→ PROBLEM DESCRIPTION
Give back the full listing exactly, setting the pictures aside.
BEGIN PROVIDED DATA
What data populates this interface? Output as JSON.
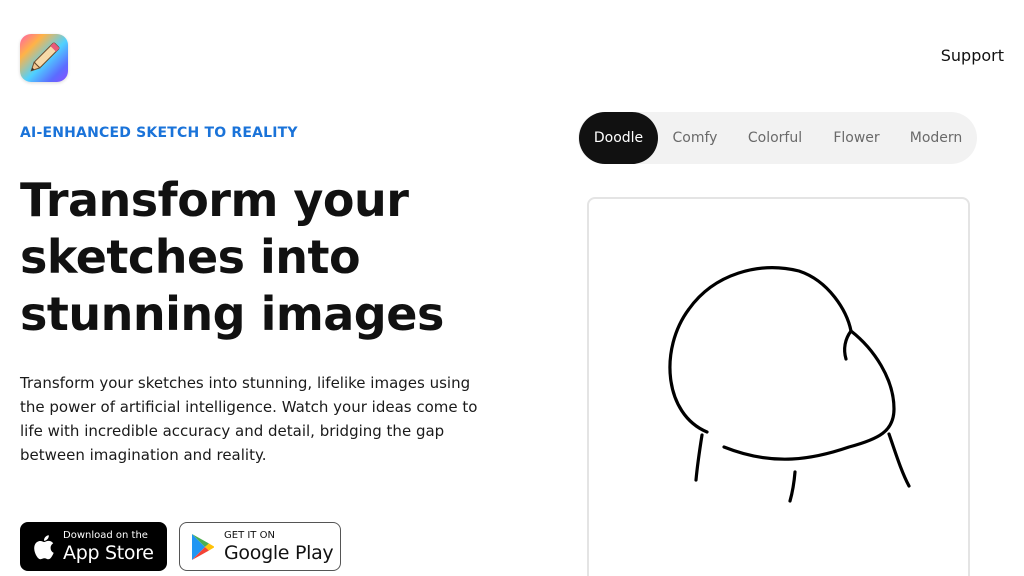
{
  "header": {
    "support_label": "Support"
  },
  "hero": {
    "eyebrow": "AI-ENHANCED SKETCH TO REALITY",
    "headline_lines": [
      "Transform your",
      "sketches into",
      "stunning images"
    ],
    "description_lines": [
      "Transform your sketches into stunning, lifelike images using",
      "the power of artificial intelligence. Watch your ideas come to",
      "life with incredible accuracy and detail, bridging the gap",
      "between imagination and reality."
    ]
  },
  "downloads": {
    "app_store": {
      "small": "Download on the",
      "big": "App Store",
      "icon": "apple-icon"
    },
    "google_play": {
      "small": "GET IT ON",
      "big": "Google Play",
      "icon": "google-play-icon"
    }
  },
  "style_tabs": {
    "items": [
      "Doodle",
      "Comfy",
      "Colorful",
      "Flower",
      "Modern"
    ],
    "selected": "Doodle"
  },
  "colors": {
    "accent": "#1a73d9",
    "tab_active_bg": "#111111",
    "tab_bar_bg": "#f2f2f2"
  }
}
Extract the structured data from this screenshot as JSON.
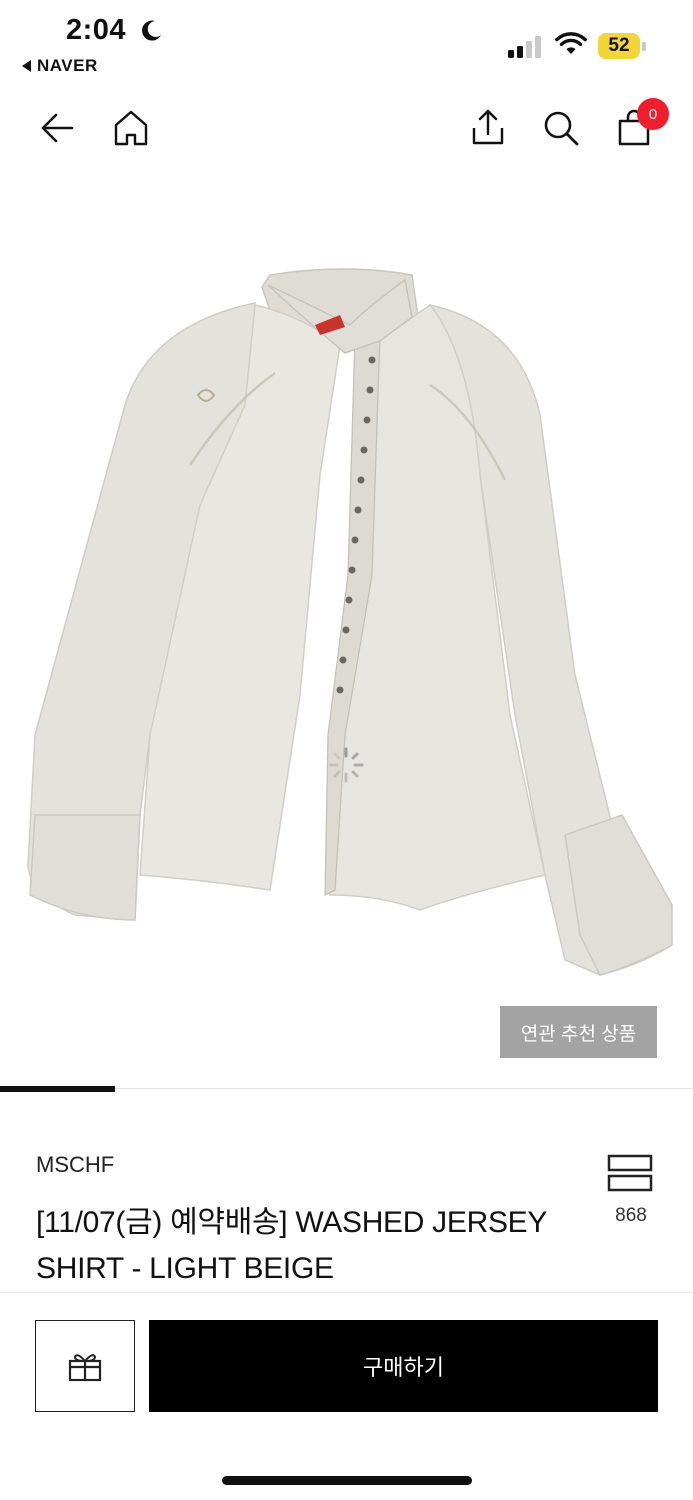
{
  "status_bar": {
    "time": "2:04",
    "back_app": "NAVER",
    "battery": "52"
  },
  "nav": {
    "icons": [
      "back-arrow-icon",
      "home-icon",
      "share-icon",
      "search-icon",
      "shopping-bag-icon"
    ],
    "cart_count": "0"
  },
  "product": {
    "image_alt": "washed jersey shirt light beige",
    "related_button": "연관 추천 상품",
    "gallery_progress": 0.166,
    "brand": "MSCHF",
    "title": "[11/07(금) 예약배송]  WASHED JERSEY SHIRT - LIGHT BEIGE",
    "wish_count": "868"
  },
  "actions": {
    "gift_icon": "gift-icon",
    "buy_label": "구매하기"
  },
  "colors": {
    "accent_badge": "#f21d2b",
    "battery": "#f2d636",
    "buy_button": "#000000",
    "related_button": "#a3a3a3"
  }
}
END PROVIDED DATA
→ ANSWER SPACE
What data populates this interface? Output as JSON.
{
  "header": {
    "support_label": "Support"
  },
  "hero": {
    "eyebrow": "AI-ENHANCED SKETCH TO REALITY",
    "headline_lines": [
      "Transform your",
      "sketches into",
      "stunning images"
    ],
    "description_lines": [
      "Transform your sketches into stunning, lifelike images using",
      "the power of artificial intelligence. Watch your ideas come to",
      "life with incredible accuracy and detail, bridging the gap",
      "between imagination and reality."
    ]
  },
  "downloads": {
    "app_store": {
      "small": "Download on the",
      "big": "App Store",
      "icon": "apple-icon"
    },
    "google_play": {
      "small": "GET IT ON",
      "big": "Google Play",
      "icon": "google-play-icon"
    }
  },
  "style_tabs": {
    "items": [
      "Doodle",
      "Comfy",
      "Colorful",
      "Flower",
      "Modern"
    ],
    "selected": "Doodle"
  },
  "colors": {
    "accent": "#1a73d9",
    "tab_active_bg": "#111111",
    "tab_bar_bg": "#f2f2f2"
  }
}
Extract the structured data from this screenshot as JSON.
{
  "status_bar": {
    "time": "2:04",
    "back_app": "NAVER",
    "battery": "52"
  },
  "nav": {
    "icons": [
      "back-arrow-icon",
      "home-icon",
      "share-icon",
      "search-icon",
      "shopping-bag-icon"
    ],
    "cart_count": "0"
  },
  "product": {
    "image_alt": "washed jersey shirt light beige",
    "related_button": "연관 추천 상품",
    "gallery_progress": 0.166,
    "brand": "MSCHF",
    "title": "[11/07(금) 예약배송]  WASHED JERSEY SHIRT - LIGHT BEIGE",
    "wish_count": "868"
  },
  "actions": {
    "gift_icon": "gift-icon",
    "buy_label": "구매하기"
  },
  "colors": {
    "accent_badge": "#f21d2b",
    "battery": "#f2d636",
    "buy_button": "#000000",
    "related_button": "#a3a3a3"
  }
}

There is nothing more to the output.